OC homes of AB Capital owners raided by FBI in alleged scam inquiry

Wealth manager says investors in Newport Beach loan syndicator could lose $100M

OC Homes of AB Capital Owners Raided by FBI
AB Capital's Joshua Pukini and Ryan Young (AB Capital, Getty)

FBI agents swooped into the homes of two AB Capital executives in Newport Beach and Laguna Beach to find evidence of an alleged Ponzi scheme that cost investors tens of millions of dollars.

Armed with search warrants, the federal agents seized documents as part of an ongoing criminal investigation into Joshua Pukini and Ryan Young, co-owners of the Newport Beach-based real estate finance firm, the Los Angeles Daily News reported.

The FBI also searched AB Capital’s former Newport Beach headquarters at 15 Corporate Plaza Drive, investors say.

In a broadcast on KCal News, the FBI agents were seen hefting boxes and bags of evidence from one of the homes.

The raids lasted hours, with FBI agents first barking on a bullhorn to those inside the homes, said Brian Werlemman, a wealth manager who alleges he was fleeced out of $2.7 million in 2018 during an elaborate Ponzi scheme involving the company.

He claims around 100 others, many from Orange County, were duped into investing with the company.

“There was approximately upwards of $100 million involved,” Werlemman, who says he was the largest investor, told KCal News. “These are first and second trust deeds, where we started noticing bizarre things were happening — and money was missing, literally missing.”

Laura Eimiller, spokeswoman for the FBI in Los Angeles, confirmed the raids, saying they’re connected to an ongoing criminal investigation. She declined to provide further details.

Neither of AB Capital’s two principals could be reached for comment by the Daily News. Information wasn’t available on whether they face criminal charges.

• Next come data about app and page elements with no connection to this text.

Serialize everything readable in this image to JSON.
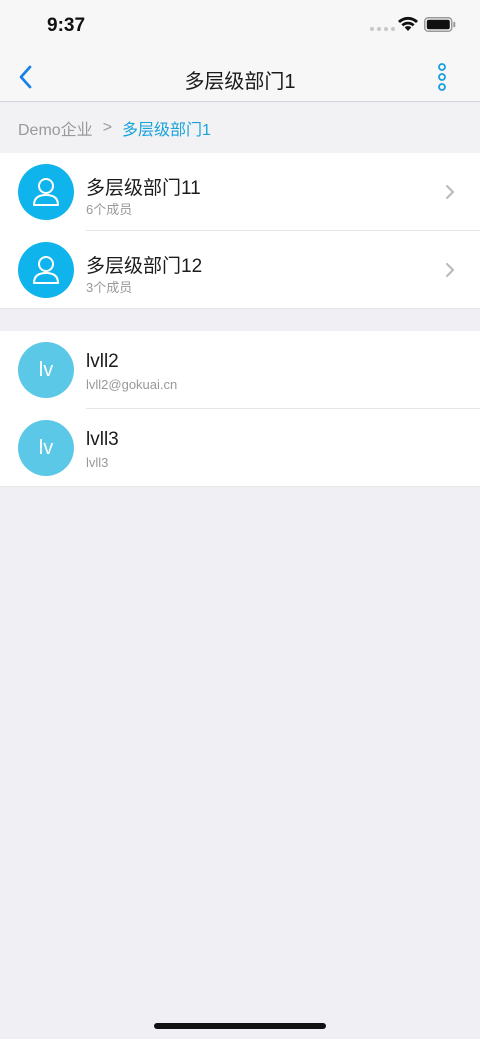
{
  "status": {
    "time": "9:37"
  },
  "nav": {
    "title": "多层级部门1"
  },
  "breadcrumb": {
    "root": "Demo企业",
    "separator": ">",
    "current": "多层级部门1"
  },
  "departments": [
    {
      "name": "多层级部门11",
      "members": "6个成员"
    },
    {
      "name": "多层级部门12",
      "members": "3个成员"
    }
  ],
  "members": [
    {
      "initials": "lv",
      "name": "lvll2",
      "detail": "lvll2@gokuai.cn"
    },
    {
      "initials": "lv",
      "name": "lvll3",
      "detail": "lvll3"
    }
  ],
  "colors": {
    "accent": "#1aa3d9",
    "dept_avatar": "#10b4ec",
    "user_avatar": "#5ac8e6",
    "back_arrow": "#1a82e6"
  }
}
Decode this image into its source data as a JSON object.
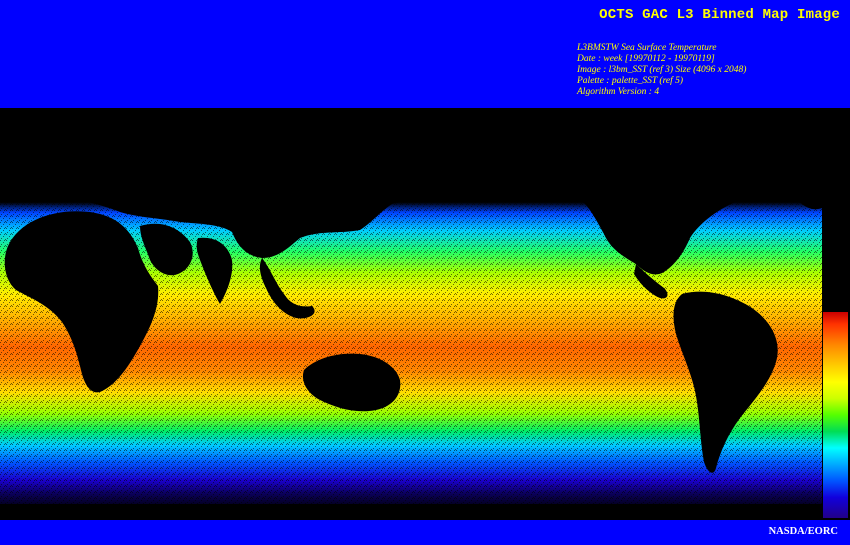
{
  "header": {
    "title": "OCTS GAC L3 Binned Map Image",
    "info_lines": [
      "L3BMSTW Sea Surface Temperature",
      "Date : week [19970112 - 19970119]",
      "Image : l3bm_SST (ref 3) Size (4096 x 2048)",
      "Palette : palette_SST (ref 5)",
      "Algorithm Version : 4"
    ]
  },
  "map": {
    "variable": "Sea Surface Temperature",
    "projection": "equirectangular",
    "land_color": "#000000",
    "colorbar": {
      "orientation": "vertical",
      "high_color": "#cc0000",
      "low_color": "#220088"
    }
  },
  "footer": {
    "credit": "NASDA/EORC"
  },
  "colors": {
    "band_background": "#0000ff",
    "title_color": "#ffff00",
    "credit_color": "#ffffff"
  }
}
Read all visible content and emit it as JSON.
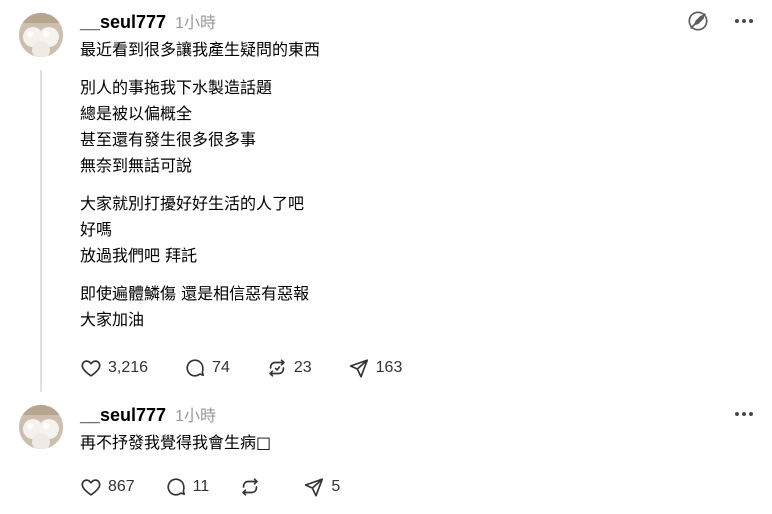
{
  "posts": [
    {
      "username": "__seul777",
      "time": "1小時",
      "paragraphs": [
        "最近看到很多讓我產生疑問的東西",
        "別人的事拖我下水製造話題\n總是被以偏概全\n甚至還有發生很多很多事\n無奈到無話可說",
        "大家就別打擾好好生活的人了吧\n好嗎\n放過我們吧 拜託",
        "即使遍體鱗傷 還是相信惡有惡報\n大家加油"
      ],
      "stats": {
        "likes": "3,216",
        "comments": "74",
        "reposts": "23",
        "shares": "163"
      }
    },
    {
      "username": "__seul777",
      "time": "1小時",
      "paragraphs": [
        "再不抒發我覺得我會生病□"
      ],
      "stats": {
        "likes": "867",
        "comments": "11",
        "reposts": "",
        "shares": "5"
      }
    }
  ],
  "icons": {
    "edit": "edit-off-icon",
    "more": "more-icon",
    "like": "heart-icon",
    "comment": "comment-icon",
    "repost": "repost-icon",
    "share": "send-icon"
  },
  "colors": {
    "text": "#000000",
    "muted": "#999999",
    "icon": "#4a4a4a",
    "thread_line": "#e0e0e0"
  }
}
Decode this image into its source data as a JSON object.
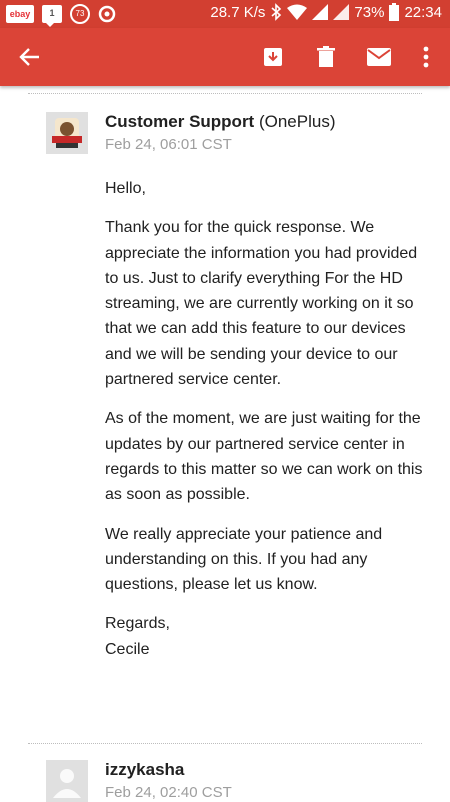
{
  "status_bar": {
    "ebay_label": "ebay",
    "msg_count": "1",
    "circle_count": "73",
    "net_speed": "28.7 K/s",
    "battery": "73%",
    "time": "22:34"
  },
  "toolbar": {
    "back": "arrow-left-icon",
    "archive": "archive-icon",
    "delete": "trash-icon",
    "mark_unread": "mail-icon",
    "more": "more-vert-icon"
  },
  "messages": [
    {
      "sender_name": "Customer Support",
      "sender_org": "(OnePlus)",
      "date": "Feb 24, 06:01 CST",
      "paragraphs": [
        "Hello,",
        "Thank you for the quick response. We appreciate the information you had provided to us. Just to clarify everything For the HD streaming, we are currently working on it so that we can add this feature to our devices and we will be sending your device to our partnered service center.",
        "As of the moment, we are just waiting for the updates by our partnered service center in regards to this matter so we can work on this as soon as possible.",
        "We really appreciate your patience and understanding on this. If you had any questions, please let us know.",
        "Regards,\nCecile"
      ]
    },
    {
      "sender_name": "izzykasha",
      "date": "Feb 24, 02:40 CST"
    }
  ],
  "colors": {
    "status_bar": "#d23f31",
    "app_bar": "#db4437"
  }
}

Werlemman said he has cooperated with the FBI and the U.S. Internal Revenue Service.

Sign Up for the undefined Newsletter

The investigation follows an involuntary bankruptcy foisted upon AB Capital by disgruntled investors in 2022, he said. A civil lawsuit tied to the bankruptcy names Pukini and Young, alleging breach of fiduciary duty, conversion and other offenses.

It seeks $50 million or more in damages.

AB Capital is described in the suit as a real estate investment company that provides loans, then syndicates and sells fractional interest in those loans to investors.

“Prior to bankruptcy, debtor and its principals breached their fiduciary duties by looting and fraudulently transferring debtor’s assets, misappropriating debtor’s business opportunities, and defrauding creditors, the complaint says.

Werlemman, commenting on the alleged Ponzi scheme, said the defendants took real estate properties and liquidated them to return funds to investors.

“It looks like there are going to be cents on the dollar when everything is done,” he told the Daily News.  “The civil suit is trying to unwind the tangled mess.”

The complaint alleges Pukin and Young refused to turn over AB Capital’s accounting records and destroyed documents, to the “shock and utter amazement” of a court-appointed bankruptcy trustee.

The trustee’s examination of AB Capital’s electronic and hard files on Oct. 7, 2022, revealed there were no files of any kind left on computers other than 80 files found in the computer’s “trash,” the complaint alleges. Additionally, large filing cabinets in a conference room at AB Capital’s headquarters were allegedly empty.

It is also alleged that Pukini lied about the disposition of AB Capital funds and misappropriated or fraudulently transferred proceeds, according to the Daily News.

AB Capital, founded in 2016, claims the firm makes “disciplined investments in targeted markets,” according to its website, with its founders having completed more than $1 billion in real estate deals.

— Dana Bartholomew

Read more